MANATEE -- A child protection specialist with the sheriff’s office resigned last month after an investigation revealed she documented fictitious information in two reports, one in which she wrote a newborn was “doing fine.”
Allegations of false records against Kelly Wilkes first arose March 11 after a person she reportedly visited Nov. 18 called the sheriff’s office’s Child Protective Investigative Division to ask about the status of the case.
The call revealed Wilkes, who had been with the division for six years, never visited the residence and that the people she had allegedly spoken to in her report were not even in the state that day, according to an internal investigation report.

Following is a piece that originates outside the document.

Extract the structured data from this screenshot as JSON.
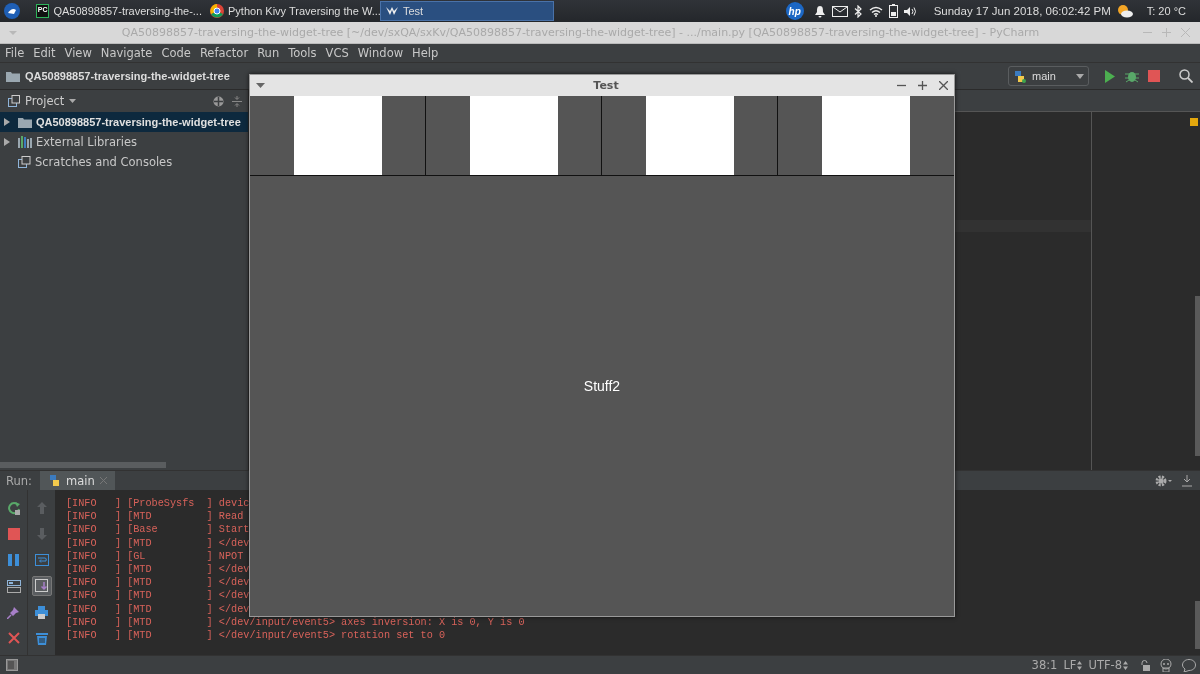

In her report on the visit, Wilkes said the newborn she was checking on was “doing fine” and she observed a “generally clean and neat” home, where the baby “has a crib, diapers, wipes, clothes, toys, swing, car seat, stroller, and other basic needs.
“All utilities on; plenty of food/formula, no visible hazards.”
She also stated the child was smiling as the mother held her, according to the report.
In an interview with a criminal investigator on March 16, Wilkes admitted she entered inaccurate information in her report.
Wilkes also said she had every intention of visiting the residence, and added that she was under a lot of pressure to keep her case load below 10 and considered the case to be low risk.
She admitted that she was wrong in her actions, and later replied “No, no, absolutely not,” when asked if she had taken similar action on any other case, the report said.
Wilkes resigned March 17.
On March 29, a similar case surfaced in which Wilkes allegedly visited a home Oct. 27 and had a face-to-face visit with a subject. That person, however, reported that Wilkes never came to the residence, a report said. In her report on that visit, Wilkes gave details about the subjects and referenced conversations.
“I am upset about the fact that we would have one of our investigators falsify a report,” said Sheriff Brad Steube. “When she was confronted with it, she choose to resign.”
Steube said the investigation has been turned over to the State Attorney’s Office and charges against Wilkes are pending.
In her 2010 employee evaluation, supervisors said that despite working just two days a week, she did an “excellent job of bringing down her case load and closing several before they were in excess of 60 days,” according to the report.
Once a CPS worker gets a case, they have 60 days to close it, according to sheriff’s spokesman Dave Bristow.
Steube said CPS employees are periodically spot checked by their supervisors, and there were no intentions of changing the system.
“You have to believe your employees are doing what they’re supposed to be doing,” he said.